About this task. Repeat the data in full. Every line must match.

[Data about app and page elements]
------

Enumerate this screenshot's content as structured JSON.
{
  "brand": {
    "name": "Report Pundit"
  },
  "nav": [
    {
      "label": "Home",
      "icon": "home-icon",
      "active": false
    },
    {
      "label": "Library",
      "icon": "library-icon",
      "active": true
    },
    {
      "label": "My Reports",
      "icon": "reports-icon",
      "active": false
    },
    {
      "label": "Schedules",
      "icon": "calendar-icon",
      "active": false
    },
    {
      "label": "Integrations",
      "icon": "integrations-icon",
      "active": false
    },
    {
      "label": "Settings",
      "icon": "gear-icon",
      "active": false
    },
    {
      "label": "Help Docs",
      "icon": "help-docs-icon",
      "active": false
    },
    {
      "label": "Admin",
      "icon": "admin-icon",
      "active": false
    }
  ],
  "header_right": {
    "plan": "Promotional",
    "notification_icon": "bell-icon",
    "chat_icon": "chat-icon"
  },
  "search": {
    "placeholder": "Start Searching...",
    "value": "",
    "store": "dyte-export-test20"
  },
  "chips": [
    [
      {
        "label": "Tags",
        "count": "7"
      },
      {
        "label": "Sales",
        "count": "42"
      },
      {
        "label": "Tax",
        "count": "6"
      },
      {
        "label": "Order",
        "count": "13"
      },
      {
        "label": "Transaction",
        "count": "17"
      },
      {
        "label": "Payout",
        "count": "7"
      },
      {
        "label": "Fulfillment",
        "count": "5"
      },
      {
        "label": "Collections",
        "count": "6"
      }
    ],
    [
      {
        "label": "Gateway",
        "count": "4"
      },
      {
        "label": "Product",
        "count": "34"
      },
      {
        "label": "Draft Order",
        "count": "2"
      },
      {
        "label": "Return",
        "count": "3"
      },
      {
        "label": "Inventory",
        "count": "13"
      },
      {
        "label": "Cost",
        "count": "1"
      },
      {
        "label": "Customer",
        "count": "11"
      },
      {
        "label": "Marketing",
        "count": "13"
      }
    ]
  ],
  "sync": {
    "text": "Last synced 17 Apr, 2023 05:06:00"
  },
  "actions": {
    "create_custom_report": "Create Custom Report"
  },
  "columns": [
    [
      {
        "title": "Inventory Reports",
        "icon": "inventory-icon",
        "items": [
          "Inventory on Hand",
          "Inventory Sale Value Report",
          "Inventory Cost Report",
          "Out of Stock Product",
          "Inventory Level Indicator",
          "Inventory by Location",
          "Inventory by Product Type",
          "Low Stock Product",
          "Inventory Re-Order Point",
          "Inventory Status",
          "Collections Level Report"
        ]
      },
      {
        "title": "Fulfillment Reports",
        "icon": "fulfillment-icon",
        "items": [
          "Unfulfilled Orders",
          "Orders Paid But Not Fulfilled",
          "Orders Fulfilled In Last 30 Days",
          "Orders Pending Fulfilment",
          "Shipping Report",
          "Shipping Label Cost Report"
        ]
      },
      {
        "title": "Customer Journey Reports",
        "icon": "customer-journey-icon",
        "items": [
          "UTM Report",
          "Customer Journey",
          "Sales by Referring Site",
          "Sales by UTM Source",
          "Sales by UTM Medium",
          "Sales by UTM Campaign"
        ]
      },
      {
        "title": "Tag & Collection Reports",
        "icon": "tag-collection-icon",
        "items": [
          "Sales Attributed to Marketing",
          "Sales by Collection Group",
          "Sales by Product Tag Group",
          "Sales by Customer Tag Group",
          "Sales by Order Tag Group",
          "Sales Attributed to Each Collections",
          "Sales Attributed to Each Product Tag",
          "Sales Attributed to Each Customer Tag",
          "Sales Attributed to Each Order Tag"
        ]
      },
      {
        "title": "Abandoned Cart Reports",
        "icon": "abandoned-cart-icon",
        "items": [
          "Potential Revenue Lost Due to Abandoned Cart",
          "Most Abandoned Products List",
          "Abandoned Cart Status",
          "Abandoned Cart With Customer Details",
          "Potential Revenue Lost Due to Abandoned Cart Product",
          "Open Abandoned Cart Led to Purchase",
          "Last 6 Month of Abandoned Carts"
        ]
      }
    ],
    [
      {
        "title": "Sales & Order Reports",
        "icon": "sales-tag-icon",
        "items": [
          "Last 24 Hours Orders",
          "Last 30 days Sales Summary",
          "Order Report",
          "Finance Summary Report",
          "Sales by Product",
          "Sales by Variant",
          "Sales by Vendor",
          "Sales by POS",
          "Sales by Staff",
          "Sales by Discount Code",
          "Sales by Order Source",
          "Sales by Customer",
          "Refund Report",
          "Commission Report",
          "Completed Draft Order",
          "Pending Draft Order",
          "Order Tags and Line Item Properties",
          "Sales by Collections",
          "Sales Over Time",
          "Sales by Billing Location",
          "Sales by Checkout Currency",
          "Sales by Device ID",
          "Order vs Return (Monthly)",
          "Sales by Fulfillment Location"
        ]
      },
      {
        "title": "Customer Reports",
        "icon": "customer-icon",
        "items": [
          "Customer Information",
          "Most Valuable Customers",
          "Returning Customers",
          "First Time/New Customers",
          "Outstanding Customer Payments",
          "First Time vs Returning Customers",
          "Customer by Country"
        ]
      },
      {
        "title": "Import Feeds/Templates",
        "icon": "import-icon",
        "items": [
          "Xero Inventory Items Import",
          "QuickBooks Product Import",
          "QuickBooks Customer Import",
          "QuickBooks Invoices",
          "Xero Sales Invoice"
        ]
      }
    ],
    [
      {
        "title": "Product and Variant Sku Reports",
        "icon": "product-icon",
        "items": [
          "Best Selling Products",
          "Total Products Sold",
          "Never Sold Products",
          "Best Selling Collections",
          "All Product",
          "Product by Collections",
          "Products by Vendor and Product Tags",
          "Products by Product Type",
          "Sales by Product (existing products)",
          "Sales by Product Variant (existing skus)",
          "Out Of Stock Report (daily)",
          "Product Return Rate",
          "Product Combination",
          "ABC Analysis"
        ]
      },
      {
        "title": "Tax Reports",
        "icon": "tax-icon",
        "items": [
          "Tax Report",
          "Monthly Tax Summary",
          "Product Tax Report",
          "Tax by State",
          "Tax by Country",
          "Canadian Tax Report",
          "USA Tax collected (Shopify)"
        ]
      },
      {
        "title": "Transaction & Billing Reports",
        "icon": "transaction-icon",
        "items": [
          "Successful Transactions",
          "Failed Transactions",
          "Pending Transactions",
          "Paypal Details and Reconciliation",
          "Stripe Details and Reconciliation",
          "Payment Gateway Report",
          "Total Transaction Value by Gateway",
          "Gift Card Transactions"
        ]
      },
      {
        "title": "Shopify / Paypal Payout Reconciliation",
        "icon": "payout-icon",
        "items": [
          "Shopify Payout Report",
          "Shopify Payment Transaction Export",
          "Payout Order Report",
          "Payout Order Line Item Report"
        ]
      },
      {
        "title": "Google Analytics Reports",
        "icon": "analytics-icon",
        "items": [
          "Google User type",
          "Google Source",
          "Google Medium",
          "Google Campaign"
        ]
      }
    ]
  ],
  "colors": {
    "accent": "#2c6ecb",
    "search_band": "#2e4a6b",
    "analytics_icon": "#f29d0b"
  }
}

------

Written solution.
Enumerate this screenshot's content as structured JSON.
{
  "brand": {
    "name": "Report Pundit"
  },
  "nav": [
    {
      "label": "Home",
      "icon": "home-icon",
      "active": false
    },
    {
      "label": "Library",
      "icon": "library-icon",
      "active": true
    },
    {
      "label": "My Reports",
      "icon": "reports-icon",
      "active": false
    },
    {
      "label": "Schedules",
      "icon": "calendar-icon",
      "active": false
    },
    {
      "label": "Integrations",
      "icon": "integrations-icon",
      "active": false
    },
    {
      "label": "Settings",
      "icon": "gear-icon",
      "active": false
    },
    {
      "label": "Help Docs",
      "icon": "help-docs-icon",
      "active": false
    },
    {
      "label": "Admin",
      "icon": "admin-icon",
      "active": false
    }
  ],
  "header_right": {
    "plan": "Promotional",
    "notification_icon": "bell-icon",
    "chat_icon": "chat-icon"
  },
  "search": {
    "placeholder": "Start Searching...",
    "value": "",
    "store": "dyte-export-test20"
  },
  "chips": [
    [
      {
        "label": "Tags",
        "count": "7"
      },
      {
        "label": "Sales",
        "count": "42"
      },
      {
        "label": "Tax",
        "count": "6"
      },
      {
        "label": "Order",
        "count": "13"
      },
      {
        "label": "Transaction",
        "count": "17"
      },
      {
        "label": "Payout",
        "count": "7"
      },
      {
        "label": "Fulfillment",
        "count": "5"
      },
      {
        "label": "Collections",
        "count": "6"
      }
    ],
    [
      {
        "label": "Gateway",
        "count": "4"
      },
      {
        "label": "Product",
        "count": "34"
      },
      {
        "label": "Draft Order",
        "count": "2"
      },
      {
        "label": "Return",
        "count": "3"
      },
      {
        "label": "Inventory",
        "count": "13"
      },
      {
        "label": "Cost",
        "count": "1"
      },
      {
        "label": "Customer",
        "count": "11"
      },
      {
        "label": "Marketing",
        "count": "13"
      }
    ]
  ],
  "sync": {
    "text": "Last synced 17 Apr, 2023 05:06:00"
  },
  "actions": {
    "create_custom_report": "Create Custom Report"
  },
  "columns": [
    [
      {
        "title": "Inventory Reports",
        "icon": "inventory-icon",
        "items": [
          "Inventory on Hand",
          "Inventory Sale Value Report",
          "Inventory Cost Report",
          "Out of Stock Product",
          "Inventory Level Indicator",
          "Inventory by Location",
          "Inventory by Product Type",
          "Low Stock Product",
          "Inventory Re-Order Point",
          "Inventory Status",
          "Collections Level Report"
        ]
      },
      {
        "title": "Fulfillment Reports",
        "icon": "fulfillment-icon",
        "items": [
          "Unfulfilled Orders",
          "Orders Paid But Not Fulfilled",
          "Orders Fulfilled In Last 30 Days",
          "Orders Pending Fulfilment",
          "Shipping Report",
          "Shipping Label Cost Report"
        ]
      },
      {
        "title": "Customer Journey Reports",
        "icon": "customer-journey-icon",
        "items": [
          "UTM Report",
          "Customer Journey",
          "Sales by Referring Site",
          "Sales by UTM Source",
          "Sales by UTM Medium",
          "Sales by UTM Campaign"
        ]
      },
      {
        "title": "Tag & Collection Reports",
        "icon": "tag-collection-icon",
        "items": [
          "Sales Attributed to Marketing",
          "Sales by Collection Group",
          "Sales by Product Tag Group",
          "Sales by Customer Tag Group",
          "Sales by Order Tag Group",
          "Sales Attributed to Each Collections",
          "Sales Attributed to Each Product Tag",
          "Sales Attributed to Each Customer Tag",
          "Sales Attributed to Each Order Tag"
        ]
      },
      {
        "title": "Abandoned Cart Reports",
        "icon": "abandoned-cart-icon",
        "items": [
          "Potential Revenue Lost Due to Abandoned Cart",
          "Most Abandoned Products List",
          "Abandoned Cart Status",
          "Abandoned Cart With Customer Details",
          "Potential Revenue Lost Due to Abandoned Cart Product",
          "Open Abandoned Cart Led to Purchase",
          "Last 6 Month of Abandoned Carts"
        ]
      }
    ],
    [
      {
        "title": "Sales & Order Reports",
        "icon": "sales-tag-icon",
        "items": [
          "Last 24 Hours Orders",
          "Last 30 days Sales Summary",
          "Order Report",
          "Finance Summary Report",
          "Sales by Product",
          "Sales by Variant",
          "Sales by Vendor",
          "Sales by POS",
          "Sales by Staff",
          "Sales by Discount Code",
          "Sales by Order Source",
          "Sales by Customer",
          "Refund Report",
          "Commission Report",
          "Completed Draft Order",
          "Pending Draft Order",
          "Order Tags and Line Item Properties",
          "Sales by Collections",
          "Sales Over Time",
          "Sales by Billing Location",
          "Sales by Checkout Currency",
          "Sales by Device ID",
          "Order vs Return (Monthly)",
          "Sales by Fulfillment Location"
        ]
      },
      {
        "title": "Customer Reports",
        "icon": "customer-icon",
        "items": [
          "Customer Information",
          "Most Valuable Customers",
          "Returning Customers",
          "First Time/New Customers",
          "Outstanding Customer Payments",
          "First Time vs Returning Customers",
          "Customer by Country"
        ]
      },
      {
        "title": "Import Feeds/Templates",
        "icon": "import-icon",
        "items": [
          "Xero Inventory Items Import",
          "QuickBooks Product Import",
          "QuickBooks Customer Import",
          "QuickBooks Invoices",
          "Xero Sales Invoice"
        ]
      }
    ],
    [
      {
        "title": "Product and Variant Sku Reports",
        "icon": "product-icon",
        "items": [
          "Best Selling Products",
          "Total Products Sold",
          "Never Sold Products",
          "Best Selling Collections",
          "All Product",
          "Product by Collections",
          "Products by Vendor and Product Tags",
          "Products by Product Type",
          "Sales by Product (existing products)",
          "Sales by Product Variant (existing skus)",
          "Out Of Stock Report (daily)",
          "Product Return Rate",
          "Product Combination",
          "ABC Analysis"
        ]
      },
      {
        "title": "Tax Reports",
        "icon": "tax-icon",
        "items": [
          "Tax Report",
          "Monthly Tax Summary",
          "Product Tax Report",
          "Tax by State",
          "Tax by Country",
          "Canadian Tax Report",
          "USA Tax collected (Shopify)"
        ]
      },
      {
        "title": "Transaction & Billing Reports",
        "icon": "transaction-icon",
        "items": [
          "Successful Transactions",
          "Failed Transactions",
          "Pending Transactions",
          "Paypal Details and Reconciliation",
          "Stripe Details and Reconciliation",
          "Payment Gateway Report",
          "Total Transaction Value by Gateway",
          "Gift Card Transactions"
        ]
      },
      {
        "title": "Shopify / Paypal Payout Reconciliation",
        "icon": "payout-icon",
        "items": [
          "Shopify Payout Report",
          "Shopify Payment Transaction Export",
          "Payout Order Report",
          "Payout Order Line Item Report"
        ]
      },
      {
        "title": "Google Analytics Reports",
        "icon": "analytics-icon",
        "items": [
          "Google User type",
          "Google Source",
          "Google Medium",
          "Google Campaign"
        ]
      }
    ]
  ],
  "colors": {
    "accent": "#2c6ecb",
    "search_band": "#2e4a6b",
    "analytics_icon": "#f29d0b"
  }
}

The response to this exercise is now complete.